connection between metabolic syndrome and

CVD especially.

In the mean time the investigators should be asked to evaluate

- sensitivity

- specificity

- predictivity

of all ”new” parameters according its

connection with CVD.

WHO and perhaps IDF should also be asked to

approve any agreed new definition of

Metabolic Syndrome

slide37
1st International Congress on ”Prediabetes” and the Metabolic SyndromeBerlin, Germany, April 13-16, 2005.

G. Alberti

Are We Ready to Treat the Metabolic Syndrome?
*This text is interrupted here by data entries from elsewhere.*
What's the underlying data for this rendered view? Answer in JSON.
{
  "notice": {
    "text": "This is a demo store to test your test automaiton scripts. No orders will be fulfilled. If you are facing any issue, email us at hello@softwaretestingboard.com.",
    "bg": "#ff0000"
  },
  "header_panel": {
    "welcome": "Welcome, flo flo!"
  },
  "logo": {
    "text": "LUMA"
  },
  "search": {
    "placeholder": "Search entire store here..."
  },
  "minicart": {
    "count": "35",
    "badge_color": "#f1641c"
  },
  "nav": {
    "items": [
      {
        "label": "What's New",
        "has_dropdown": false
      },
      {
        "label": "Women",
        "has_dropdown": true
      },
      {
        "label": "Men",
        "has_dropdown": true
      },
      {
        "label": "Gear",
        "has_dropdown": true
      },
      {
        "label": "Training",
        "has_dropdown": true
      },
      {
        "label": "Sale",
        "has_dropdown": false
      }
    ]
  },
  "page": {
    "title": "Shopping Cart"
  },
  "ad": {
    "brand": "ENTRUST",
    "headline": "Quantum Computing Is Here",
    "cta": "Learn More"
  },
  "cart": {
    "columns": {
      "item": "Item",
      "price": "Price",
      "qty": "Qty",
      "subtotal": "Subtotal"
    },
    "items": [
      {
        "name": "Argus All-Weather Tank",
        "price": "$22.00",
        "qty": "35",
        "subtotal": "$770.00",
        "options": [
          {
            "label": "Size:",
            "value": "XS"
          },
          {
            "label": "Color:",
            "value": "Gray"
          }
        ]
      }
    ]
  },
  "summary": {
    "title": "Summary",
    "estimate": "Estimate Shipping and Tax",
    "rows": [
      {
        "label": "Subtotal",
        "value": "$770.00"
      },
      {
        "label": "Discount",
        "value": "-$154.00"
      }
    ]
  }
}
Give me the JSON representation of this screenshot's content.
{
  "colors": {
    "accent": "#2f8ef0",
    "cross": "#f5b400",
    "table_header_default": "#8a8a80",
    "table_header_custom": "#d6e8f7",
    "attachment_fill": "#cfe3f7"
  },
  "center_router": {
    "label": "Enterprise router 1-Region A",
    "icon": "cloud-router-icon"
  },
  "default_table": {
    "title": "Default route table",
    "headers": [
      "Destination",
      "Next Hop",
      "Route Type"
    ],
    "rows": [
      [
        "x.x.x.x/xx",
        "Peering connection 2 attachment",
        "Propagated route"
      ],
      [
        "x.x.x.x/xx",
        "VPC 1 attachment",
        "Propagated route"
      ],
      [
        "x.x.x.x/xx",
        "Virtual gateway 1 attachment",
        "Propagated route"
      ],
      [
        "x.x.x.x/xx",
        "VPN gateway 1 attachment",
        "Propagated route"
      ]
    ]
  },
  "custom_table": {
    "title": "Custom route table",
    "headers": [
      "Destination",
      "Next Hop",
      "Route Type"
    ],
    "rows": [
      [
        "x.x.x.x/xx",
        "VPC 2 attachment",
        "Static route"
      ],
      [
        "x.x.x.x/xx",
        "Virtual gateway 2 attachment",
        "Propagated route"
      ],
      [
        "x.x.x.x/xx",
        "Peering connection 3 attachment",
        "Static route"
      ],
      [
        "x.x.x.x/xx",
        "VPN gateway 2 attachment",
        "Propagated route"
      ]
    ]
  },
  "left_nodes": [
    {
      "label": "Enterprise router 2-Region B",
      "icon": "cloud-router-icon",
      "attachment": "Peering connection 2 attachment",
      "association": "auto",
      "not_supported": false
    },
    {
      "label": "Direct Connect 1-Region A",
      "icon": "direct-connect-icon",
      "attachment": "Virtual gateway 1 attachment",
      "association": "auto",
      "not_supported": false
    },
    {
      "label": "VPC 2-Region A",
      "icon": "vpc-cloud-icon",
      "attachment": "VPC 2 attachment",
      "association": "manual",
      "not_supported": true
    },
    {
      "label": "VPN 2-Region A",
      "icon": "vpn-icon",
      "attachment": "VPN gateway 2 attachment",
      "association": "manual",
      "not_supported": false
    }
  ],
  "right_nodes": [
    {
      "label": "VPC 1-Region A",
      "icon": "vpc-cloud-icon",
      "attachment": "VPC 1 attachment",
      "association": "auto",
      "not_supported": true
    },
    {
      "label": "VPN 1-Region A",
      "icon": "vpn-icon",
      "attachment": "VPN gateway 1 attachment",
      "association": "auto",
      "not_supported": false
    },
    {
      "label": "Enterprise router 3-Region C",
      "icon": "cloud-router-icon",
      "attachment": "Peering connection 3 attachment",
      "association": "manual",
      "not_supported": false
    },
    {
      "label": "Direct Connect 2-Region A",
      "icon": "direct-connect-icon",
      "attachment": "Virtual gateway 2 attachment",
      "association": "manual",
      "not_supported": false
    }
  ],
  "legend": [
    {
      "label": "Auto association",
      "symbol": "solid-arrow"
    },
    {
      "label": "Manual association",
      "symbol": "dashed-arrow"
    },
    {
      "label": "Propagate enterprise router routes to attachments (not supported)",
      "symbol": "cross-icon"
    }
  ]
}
  • Purpose of treatment
  • To prevent CVD
  • To prevent type 2 DM
  • At the moment there is no direct proof that prevention of Metabolic Syndrome means prevention of CVD and DM
slide38
According the etiology of Metabolic Syndrome (MSy) treatment measures must be directed to
    • life style management (amount)
      • diet
      • physical activity (increase)
    • pharmacologic treatment
      • systematic treatment MSy component
        • insulin sensitizers (metformin, glitazones)
        • PPR- and  agonists for glycaemic and lipid disorders
        • antiobesity drugs - new urgently needed
        • aspirin
        • antihypertensives (ACE-I and/or A2 and CB1 receptor blockers)
        • oral antihyperglycaemic agents
        • insulin (it will be investigated more precisely)
        • statin and fibrate
    • stop smoking
  • It is unetical not to treat MSy but there is not ”magic bullet”
  • Finally we do not have specific therapy but we should deal with each of the component abnormalities
ad